**What to produce**
Take each line in the entries below that holds "this" and show it.

[Component data from apps and pages]
"""
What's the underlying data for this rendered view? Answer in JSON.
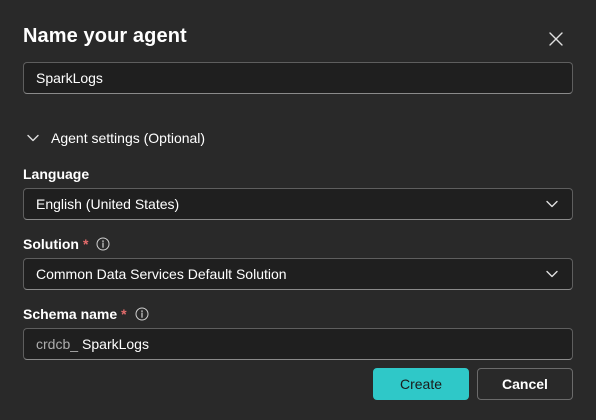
{
  "dialog": {
    "title": "Name your agent",
    "close_icon": "close-icon"
  },
  "name_field": {
    "value": "SparkLogs"
  },
  "agent_settings": {
    "toggle_label": "Agent settings (Optional)",
    "expanded": true
  },
  "language": {
    "label": "Language",
    "value": "English (United States)"
  },
  "solution": {
    "label": "Solution",
    "required_marker": "*",
    "value": "Common Data Services Default Solution"
  },
  "schema": {
    "label": "Schema name",
    "required_marker": "*",
    "prefix": "crdcb_",
    "value": "SparkLogs"
  },
  "buttons": {
    "create": "Create",
    "cancel": "Cancel"
  },
  "colors": {
    "background": "#292929",
    "accent": "#2fc8c8",
    "required": "#e36b6b"
  }
}
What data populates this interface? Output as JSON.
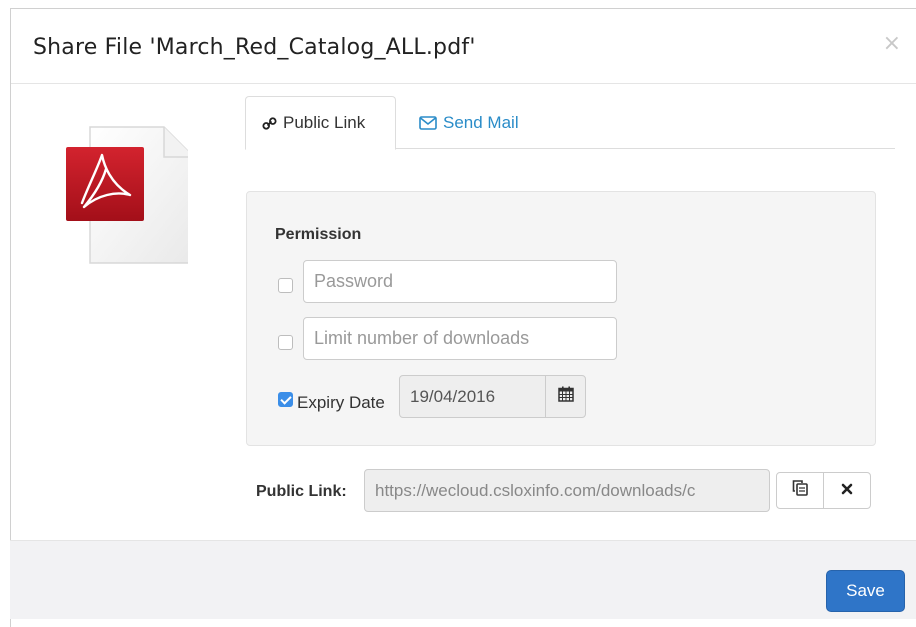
{
  "dialog": {
    "title": "Share File 'March_Red_Catalog_ALL.pdf'",
    "close_symbol": "×"
  },
  "file": {
    "icon": "pdf-file-icon",
    "brand_color": "#c8102e"
  },
  "tabs": [
    {
      "label": "Public Link",
      "icon": "link-icon",
      "active": true
    },
    {
      "label": "Send Mail",
      "icon": "envelope-icon",
      "active": false
    }
  ],
  "permission": {
    "heading": "Permission",
    "password": {
      "checked": false,
      "placeholder": "Password",
      "value": ""
    },
    "limit_downloads": {
      "checked": false,
      "placeholder": "Limit number of downloads",
      "value": ""
    },
    "expiry": {
      "checked": true,
      "label": "Expiry Date",
      "value": "19/04/2016",
      "icon": "calendar-icon"
    }
  },
  "public_link": {
    "label": "Public Link:",
    "value": "https://wecloud.csloxinfo.com/downloads/c",
    "copy_icon": "copy-icon",
    "remove_icon": "times-icon"
  },
  "footer": {
    "save_label": "Save"
  },
  "colors": {
    "accent": "#2f75c8",
    "link": "#2a8cc8",
    "checkbox": "#3b8ee8"
  }
}
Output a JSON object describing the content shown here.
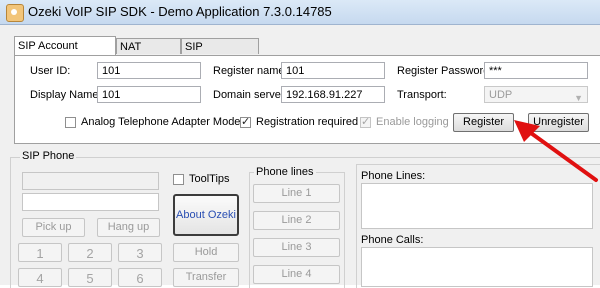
{
  "window": {
    "title": "Ozeki VoIP SIP SDK - Demo Application 7.3.0.14785"
  },
  "tabs": [
    {
      "label": "SIP Account Settings",
      "active": true
    },
    {
      "label": "NAT Settings",
      "active": false
    },
    {
      "label": "SIP Messages",
      "active": false
    }
  ],
  "account": {
    "user_id_label": "User ID:",
    "user_id": "101",
    "register_name_label": "Register name:",
    "register_name": "101",
    "register_password_label": "Register Password:",
    "register_password": "***",
    "display_name_label": "Display Name:",
    "display_name": "101",
    "domain_server_label": "Domain server:",
    "domain_server": "192.168.91.227",
    "transport_label": "Transport:",
    "transport": "UDP",
    "analog_adapter_label": "Analog Telephone Adapter Mode",
    "analog_adapter_checked": false,
    "registration_required_label": "Registration required",
    "registration_required_checked": true,
    "enable_logging_label": "Enable logging",
    "enable_logging_checked": true,
    "register_button": "Register",
    "unregister_button": "Unregister"
  },
  "sip_phone": {
    "group_title": "SIP Phone",
    "tooltips_label": "ToolTips",
    "pickup_button": "Pick up",
    "hangup_button": "Hang up",
    "about_button": "About Ozeki",
    "hold_button": "Hold",
    "transfer_button": "Transfer",
    "keypad": [
      "1",
      "2",
      "3",
      "4",
      "5",
      "6"
    ],
    "phone_lines_title": "Phone lines",
    "lines": [
      "Line 1",
      "Line 2",
      "Line 3",
      "Line 4"
    ],
    "phone_lines_list_label": "Phone Lines:",
    "phone_calls_list_label": "Phone Calls:"
  },
  "colors": {
    "annotation_arrow": "#e01010",
    "about_text": "#2a4fb3"
  }
}
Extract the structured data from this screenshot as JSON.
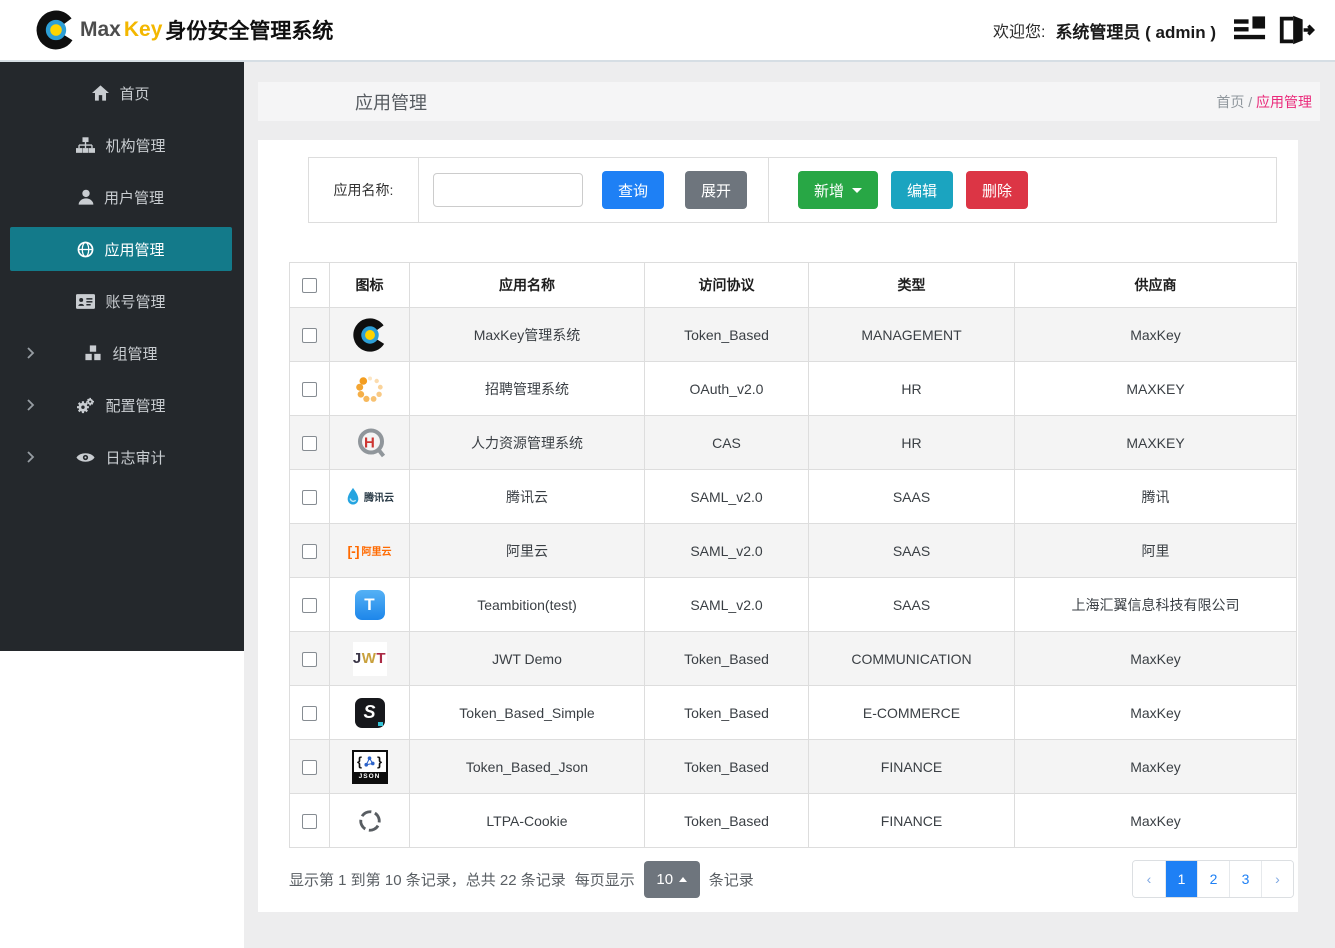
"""
**Output**
What's the underlying data for this rendered view? Answer in JSON.
What data populates this interface? Output as JSON.
Extract the structured data from this screenshot as JSON.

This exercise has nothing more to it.